◆ **DIRECTIONS**: Please repeat the entries exactly as they appear and omit any images.

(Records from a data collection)
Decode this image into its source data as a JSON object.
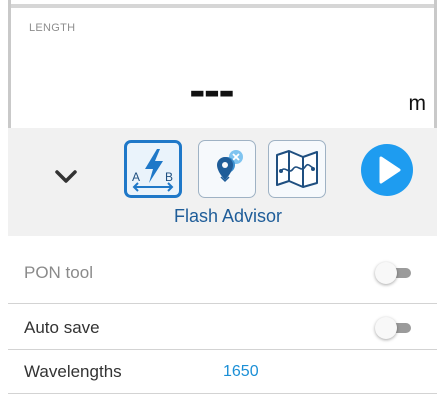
{
  "measurement": {
    "label": "LENGTH",
    "value": "---",
    "unit": "m"
  },
  "toolbar": {
    "collapse_icon": "chevron-down-icon",
    "tools": [
      {
        "icon": "flash-advisor-icon",
        "selected": true
      },
      {
        "icon": "pins-icon",
        "selected": false
      },
      {
        "icon": "map-icon",
        "selected": false
      }
    ],
    "selected_tool_caption": "Flash Advisor",
    "run_icon": "play-icon",
    "accent_color": "#1e9cf0",
    "selected_border_color": "#1f78c8"
  },
  "settings": {
    "pon_tool": {
      "label": "PON tool",
      "enabled": false
    },
    "auto_save": {
      "label": "Auto save",
      "enabled": false
    },
    "wavelengths": {
      "label": "Wavelengths",
      "value": "1650"
    }
  }
}
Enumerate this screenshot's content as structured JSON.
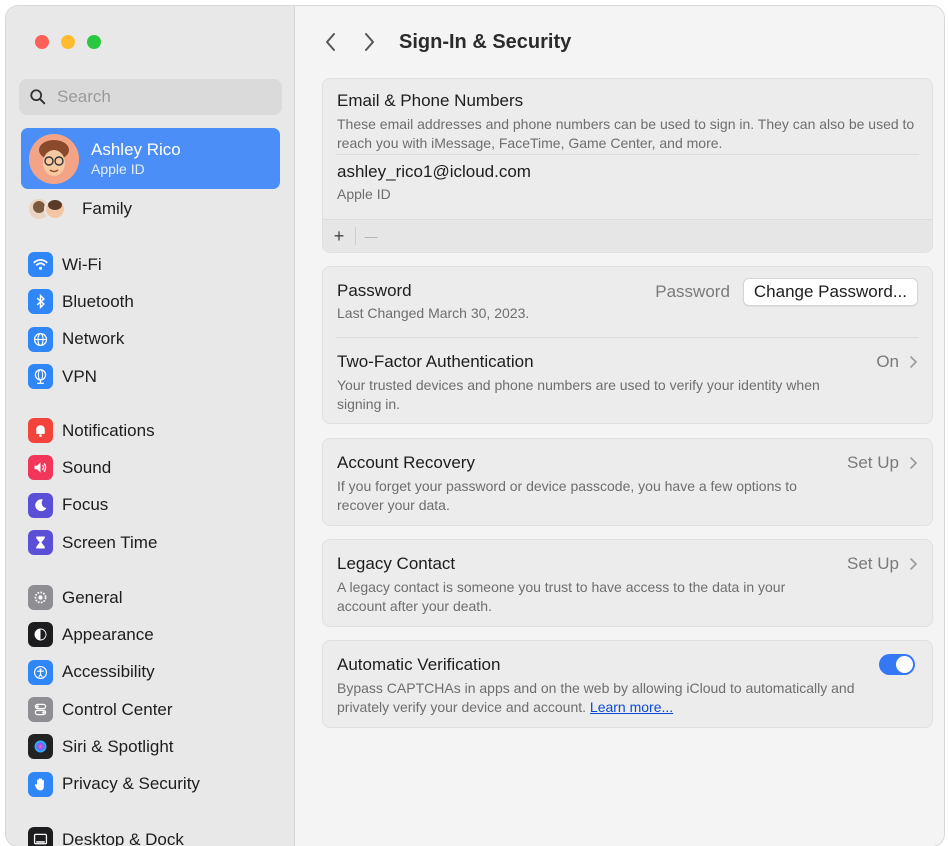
{
  "sidebar": {
    "search_placeholder": "Search",
    "account": {
      "name": "Ashley Rico",
      "subtitle": "Apple ID"
    },
    "family_label": "Family",
    "groups": [
      [
        {
          "label": "Wi-Fi",
          "icon": "wifi-icon",
          "color": "#2f86f6"
        },
        {
          "label": "Bluetooth",
          "icon": "bluetooth-icon",
          "color": "#2f86f6"
        },
        {
          "label": "Network",
          "icon": "globe-icon",
          "color": "#2f86f6"
        },
        {
          "label": "VPN",
          "icon": "vpn-globe-icon",
          "color": "#2f86f6"
        }
      ],
      [
        {
          "label": "Notifications",
          "icon": "bell-icon",
          "color": "#f2443b"
        },
        {
          "label": "Sound",
          "icon": "speaker-icon",
          "color": "#f2365a"
        },
        {
          "label": "Focus",
          "icon": "moon-icon",
          "color": "#5a4fd6"
        },
        {
          "label": "Screen Time",
          "icon": "hourglass-icon",
          "color": "#5a4fd6"
        }
      ],
      [
        {
          "label": "General",
          "icon": "gear-icon",
          "color": "#8e8e93"
        },
        {
          "label": "Appearance",
          "icon": "appearance-icon",
          "color": "#1d1d1f"
        },
        {
          "label": "Accessibility",
          "icon": "accessibility-icon",
          "color": "#2f86f6"
        },
        {
          "label": "Control Center",
          "icon": "control-center-icon",
          "color": "#8e8e93"
        },
        {
          "label": "Siri & Spotlight",
          "icon": "siri-icon",
          "color": "#333333"
        },
        {
          "label": "Privacy & Security",
          "icon": "hand-icon",
          "color": "#2f86f6"
        }
      ]
    ],
    "cutoff_label": "Desktop & Dock"
  },
  "main": {
    "title": "Sign-In & Security",
    "email_card": {
      "title": "Email & Phone Numbers",
      "desc": "These email addresses and phone numbers can be used to sign in. They can also be used to reach you with iMessage, FaceTime, Game Center, and more.",
      "email": "ashley_rico1@icloud.com",
      "email_sub": "Apple ID",
      "add": "+",
      "remove": "—"
    },
    "password_card": {
      "password_title": "Password",
      "password_sub": "Last Changed March 30, 2023.",
      "password_value": "Password",
      "change_button": "Change Password...",
      "tfa_title": "Two-Factor Authentication",
      "tfa_desc": "Your trusted devices and phone numbers are used to verify your identity when signing in.",
      "tfa_status": "On"
    },
    "recovery_card": {
      "title": "Account Recovery",
      "desc": "If you forget your password or device passcode, you have a few options to recover your data.",
      "action": "Set Up"
    },
    "legacy_card": {
      "title": "Legacy Contact",
      "desc": "A legacy contact is someone you trust to have access to the data in your account after your death.",
      "action": "Set Up"
    },
    "verification_card": {
      "title": "Automatic Verification",
      "desc": "Bypass CAPTCHAs in apps and on the web by allowing iCloud to automatically and privately verify your device and account.",
      "link": "Learn more...",
      "toggle_on": true
    }
  }
}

◆ **EXERCISE RESULT**:
Decode this image into its source data as a JSON object.
{
  "measurement": {
    "label": "LENGTH",
    "value": "---",
    "unit": "m"
  },
  "toolbar": {
    "collapse_icon": "chevron-down-icon",
    "tools": [
      {
        "icon": "flash-advisor-icon",
        "selected": true
      },
      {
        "icon": "pins-icon",
        "selected": false
      },
      {
        "icon": "map-icon",
        "selected": false
      }
    ],
    "selected_tool_caption": "Flash Advisor",
    "run_icon": "play-icon",
    "accent_color": "#1e9cf0",
    "selected_border_color": "#1f78c8"
  },
  "settings": {
    "pon_tool": {
      "label": "PON tool",
      "enabled": false
    },
    "auto_save": {
      "label": "Auto save",
      "enabled": false
    },
    "wavelengths": {
      "label": "Wavelengths",
      "value": "1650"
    }
  }
}
Enumerate this screenshot's content as structured JSON.
{
  "sidebar": {
    "search_placeholder": "Search",
    "account": {
      "name": "Ashley Rico",
      "subtitle": "Apple ID"
    },
    "family_label": "Family",
    "groups": [
      [
        {
          "label": "Wi-Fi",
          "icon": "wifi-icon",
          "color": "#2f86f6"
        },
        {
          "label": "Bluetooth",
          "icon": "bluetooth-icon",
          "color": "#2f86f6"
        },
        {
          "label": "Network",
          "icon": "globe-icon",
          "color": "#2f86f6"
        },
        {
          "label": "VPN",
          "icon": "vpn-globe-icon",
          "color": "#2f86f6"
        }
      ],
      [
        {
          "label": "Notifications",
          "icon": "bell-icon",
          "color": "#f2443b"
        },
        {
          "label": "Sound",
          "icon": "speaker-icon",
          "color": "#f2365a"
        },
        {
          "label": "Focus",
          "icon": "moon-icon",
          "color": "#5a4fd6"
        },
        {
          "label": "Screen Time",
          "icon": "hourglass-icon",
          "color": "#5a4fd6"
        }
      ],
      [
        {
          "label": "General",
          "icon": "gear-icon",
          "color": "#8e8e93"
        },
        {
          "label": "Appearance",
          "icon": "appearance-icon",
          "color": "#1d1d1f"
        },
        {
          "label": "Accessibility",
          "icon": "accessibility-icon",
          "color": "#2f86f6"
        },
        {
          "label": "Control Center",
          "icon": "control-center-icon",
          "color": "#8e8e93"
        },
        {
          "label": "Siri & Spotlight",
          "icon": "siri-icon",
          "color": "#333333"
        },
        {
          "label": "Privacy & Security",
          "icon": "hand-icon",
          "color": "#2f86f6"
        }
      ]
    ],
    "cutoff_label": "Desktop & Dock"
  },
  "main": {
    "title": "Sign-In & Security",
    "email_card": {
      "title": "Email & Phone Numbers",
      "desc": "These email addresses and phone numbers can be used to sign in. They can also be used to reach you with iMessage, FaceTime, Game Center, and more.",
      "email": "ashley_rico1@icloud.com",
      "email_sub": "Apple ID",
      "add": "+",
      "remove": "—"
    },
    "password_card": {
      "password_title": "Password",
      "password_sub": "Last Changed March 30, 2023.",
      "password_value": "Password",
      "change_button": "Change Password...",
      "tfa_title": "Two-Factor Authentication",
      "tfa_desc": "Your trusted devices and phone numbers are used to verify your identity when signing in.",
      "tfa_status": "On"
    },
    "recovery_card": {
      "title": "Account Recovery",
      "desc": "If you forget your password or device passcode, you have a few options to recover your data.",
      "action": "Set Up"
    },
    "legacy_card": {
      "title": "Legacy Contact",
      "desc": "A legacy contact is someone you trust to have access to the data in your account after your death.",
      "action": "Set Up"
    },
    "verification_card": {
      "title": "Automatic Verification",
      "desc": "Bypass CAPTCHAs in apps and on the web by allowing iCloud to automatically and privately verify your device and account.",
      "link": "Learn more...",
      "toggle_on": true
    }
  }
}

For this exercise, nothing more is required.